[Element data from apps and pages]
----------------
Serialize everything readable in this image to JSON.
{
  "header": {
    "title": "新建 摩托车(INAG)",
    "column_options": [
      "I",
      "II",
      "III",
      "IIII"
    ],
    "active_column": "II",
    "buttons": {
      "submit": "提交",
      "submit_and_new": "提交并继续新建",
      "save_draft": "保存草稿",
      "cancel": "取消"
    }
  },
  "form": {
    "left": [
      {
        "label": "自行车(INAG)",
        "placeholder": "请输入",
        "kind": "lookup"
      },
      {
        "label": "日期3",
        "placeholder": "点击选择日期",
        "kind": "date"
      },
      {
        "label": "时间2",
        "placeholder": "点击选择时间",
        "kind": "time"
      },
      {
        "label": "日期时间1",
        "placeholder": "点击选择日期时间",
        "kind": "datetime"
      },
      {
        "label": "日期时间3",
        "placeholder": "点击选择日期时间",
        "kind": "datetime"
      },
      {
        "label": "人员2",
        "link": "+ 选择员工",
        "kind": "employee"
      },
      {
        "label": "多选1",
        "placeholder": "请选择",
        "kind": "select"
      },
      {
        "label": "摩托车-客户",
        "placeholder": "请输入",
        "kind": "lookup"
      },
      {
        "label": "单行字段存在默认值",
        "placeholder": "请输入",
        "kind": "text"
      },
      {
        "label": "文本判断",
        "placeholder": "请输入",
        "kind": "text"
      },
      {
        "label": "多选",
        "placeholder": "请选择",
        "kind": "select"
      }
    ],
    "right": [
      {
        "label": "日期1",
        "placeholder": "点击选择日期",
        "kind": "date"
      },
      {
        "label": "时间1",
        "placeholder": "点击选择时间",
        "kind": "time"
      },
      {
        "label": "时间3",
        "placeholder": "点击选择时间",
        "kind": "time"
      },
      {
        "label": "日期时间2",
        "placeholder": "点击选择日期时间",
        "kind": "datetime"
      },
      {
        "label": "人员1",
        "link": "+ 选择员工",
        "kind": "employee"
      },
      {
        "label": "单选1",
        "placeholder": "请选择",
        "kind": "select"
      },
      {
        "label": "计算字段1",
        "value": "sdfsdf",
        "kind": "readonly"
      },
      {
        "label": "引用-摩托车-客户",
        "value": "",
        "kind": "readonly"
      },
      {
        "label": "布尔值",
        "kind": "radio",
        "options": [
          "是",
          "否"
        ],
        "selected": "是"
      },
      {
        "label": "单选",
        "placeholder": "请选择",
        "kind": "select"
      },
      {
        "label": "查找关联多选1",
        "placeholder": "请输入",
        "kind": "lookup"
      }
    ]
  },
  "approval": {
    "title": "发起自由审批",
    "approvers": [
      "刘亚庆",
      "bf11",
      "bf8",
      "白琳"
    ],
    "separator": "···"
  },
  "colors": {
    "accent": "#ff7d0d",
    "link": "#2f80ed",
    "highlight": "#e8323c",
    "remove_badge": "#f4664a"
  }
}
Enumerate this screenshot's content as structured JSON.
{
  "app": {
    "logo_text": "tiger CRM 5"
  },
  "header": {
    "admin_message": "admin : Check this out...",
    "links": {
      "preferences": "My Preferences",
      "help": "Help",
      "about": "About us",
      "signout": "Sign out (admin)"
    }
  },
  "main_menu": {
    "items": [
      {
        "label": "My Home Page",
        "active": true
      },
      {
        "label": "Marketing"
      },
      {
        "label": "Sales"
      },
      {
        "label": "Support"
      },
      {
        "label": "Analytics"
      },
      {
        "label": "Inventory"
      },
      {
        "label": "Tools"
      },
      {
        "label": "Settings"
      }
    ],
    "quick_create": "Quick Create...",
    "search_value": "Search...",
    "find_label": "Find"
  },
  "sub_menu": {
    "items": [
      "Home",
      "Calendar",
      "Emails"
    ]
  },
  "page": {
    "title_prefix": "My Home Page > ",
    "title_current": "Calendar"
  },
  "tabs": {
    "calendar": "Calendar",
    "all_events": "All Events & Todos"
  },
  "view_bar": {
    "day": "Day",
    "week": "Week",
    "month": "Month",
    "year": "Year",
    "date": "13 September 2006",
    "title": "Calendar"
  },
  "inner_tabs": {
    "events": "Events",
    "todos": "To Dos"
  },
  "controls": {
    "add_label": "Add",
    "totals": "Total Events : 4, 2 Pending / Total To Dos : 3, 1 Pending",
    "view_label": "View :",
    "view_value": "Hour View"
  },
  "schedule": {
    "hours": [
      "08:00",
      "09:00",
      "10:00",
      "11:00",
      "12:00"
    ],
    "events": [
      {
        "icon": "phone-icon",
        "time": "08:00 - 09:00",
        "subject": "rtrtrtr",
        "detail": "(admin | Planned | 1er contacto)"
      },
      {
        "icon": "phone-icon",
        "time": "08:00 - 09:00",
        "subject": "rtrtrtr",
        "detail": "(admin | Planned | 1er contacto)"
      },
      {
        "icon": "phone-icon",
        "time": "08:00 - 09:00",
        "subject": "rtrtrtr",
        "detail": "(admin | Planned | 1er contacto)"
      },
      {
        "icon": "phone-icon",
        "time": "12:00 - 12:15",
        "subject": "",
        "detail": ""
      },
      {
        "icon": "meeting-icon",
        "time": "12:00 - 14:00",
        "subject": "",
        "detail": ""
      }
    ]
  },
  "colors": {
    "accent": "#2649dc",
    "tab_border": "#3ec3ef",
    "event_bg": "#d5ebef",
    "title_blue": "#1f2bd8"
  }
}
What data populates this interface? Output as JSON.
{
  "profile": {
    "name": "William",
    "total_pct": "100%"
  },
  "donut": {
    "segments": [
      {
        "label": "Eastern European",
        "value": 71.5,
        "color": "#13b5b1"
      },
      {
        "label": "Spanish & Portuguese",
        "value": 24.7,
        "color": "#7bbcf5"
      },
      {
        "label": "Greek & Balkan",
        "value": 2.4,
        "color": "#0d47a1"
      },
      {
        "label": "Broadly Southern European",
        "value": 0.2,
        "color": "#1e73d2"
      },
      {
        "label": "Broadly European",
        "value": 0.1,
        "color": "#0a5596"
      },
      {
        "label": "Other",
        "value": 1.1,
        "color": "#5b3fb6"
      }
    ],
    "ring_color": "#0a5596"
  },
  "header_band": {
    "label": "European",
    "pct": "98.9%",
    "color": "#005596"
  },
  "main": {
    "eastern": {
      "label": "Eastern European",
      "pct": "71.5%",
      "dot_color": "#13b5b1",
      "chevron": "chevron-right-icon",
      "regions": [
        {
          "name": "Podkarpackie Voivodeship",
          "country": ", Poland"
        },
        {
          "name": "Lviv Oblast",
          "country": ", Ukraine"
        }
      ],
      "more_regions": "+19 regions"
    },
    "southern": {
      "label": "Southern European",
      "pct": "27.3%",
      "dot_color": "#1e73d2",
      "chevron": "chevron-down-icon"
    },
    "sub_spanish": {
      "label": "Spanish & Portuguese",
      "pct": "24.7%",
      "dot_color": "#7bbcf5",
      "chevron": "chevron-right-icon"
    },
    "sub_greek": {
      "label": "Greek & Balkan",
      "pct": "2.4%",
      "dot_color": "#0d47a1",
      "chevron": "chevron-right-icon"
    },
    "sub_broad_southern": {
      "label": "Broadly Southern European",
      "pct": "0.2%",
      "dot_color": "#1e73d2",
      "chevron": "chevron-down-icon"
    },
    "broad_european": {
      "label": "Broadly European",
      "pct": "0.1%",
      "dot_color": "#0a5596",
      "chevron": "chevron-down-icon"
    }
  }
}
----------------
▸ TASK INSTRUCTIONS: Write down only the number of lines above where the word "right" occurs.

▸ WRITTEN SOLUTION: 4